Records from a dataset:
++++
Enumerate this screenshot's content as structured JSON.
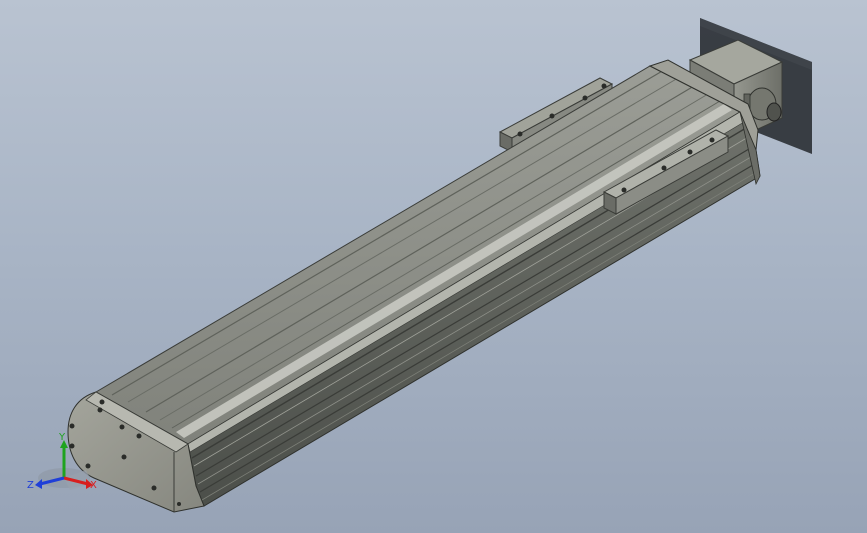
{
  "viewport": {
    "background_top": "#b9c3d1",
    "background_bottom": "#97a3b6"
  },
  "model": {
    "body_color": "#8f918a",
    "body_dark": "#5e615b",
    "end_cap_color": "#9a9b92",
    "motor_color": "#85877f",
    "shadow_color": "#2f3338"
  },
  "triad": {
    "x_label": "X",
    "y_label": "Y",
    "z_label": "Z",
    "x_color": "#d81f1f",
    "y_color": "#1fa31f",
    "z_color": "#1f3fd8"
  }
}
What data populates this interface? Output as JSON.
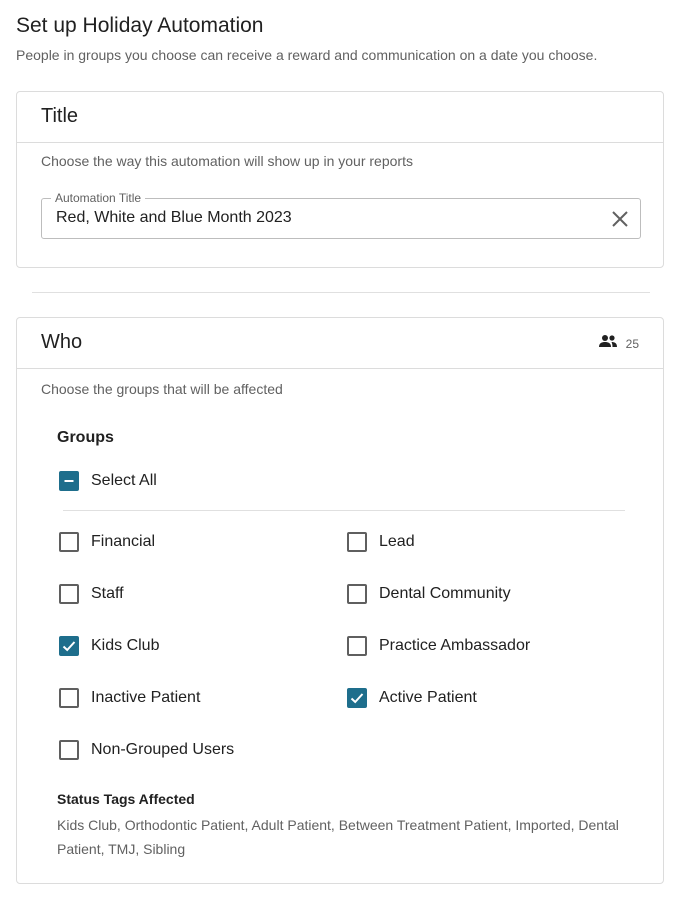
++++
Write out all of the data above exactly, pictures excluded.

Enumerate this screenshot's content as structured JSON.
{
  "viewport": {
    "background_top": "#b9c3d1",
    "background_bottom": "#97a3b6"
  },
  "model": {
    "body_color": "#8f918a",
    "body_dark": "#5e615b",
    "end_cap_color": "#9a9b92",
    "motor_color": "#85877f",
    "shadow_color": "#2f3338"
  },
  "triad": {
    "x_label": "X",
    "y_label": "Y",
    "z_label": "Z",
    "x_color": "#d81f1f",
    "y_color": "#1fa31f",
    "z_color": "#1f3fd8"
  }
}
What data populates this interface? Output as JSON.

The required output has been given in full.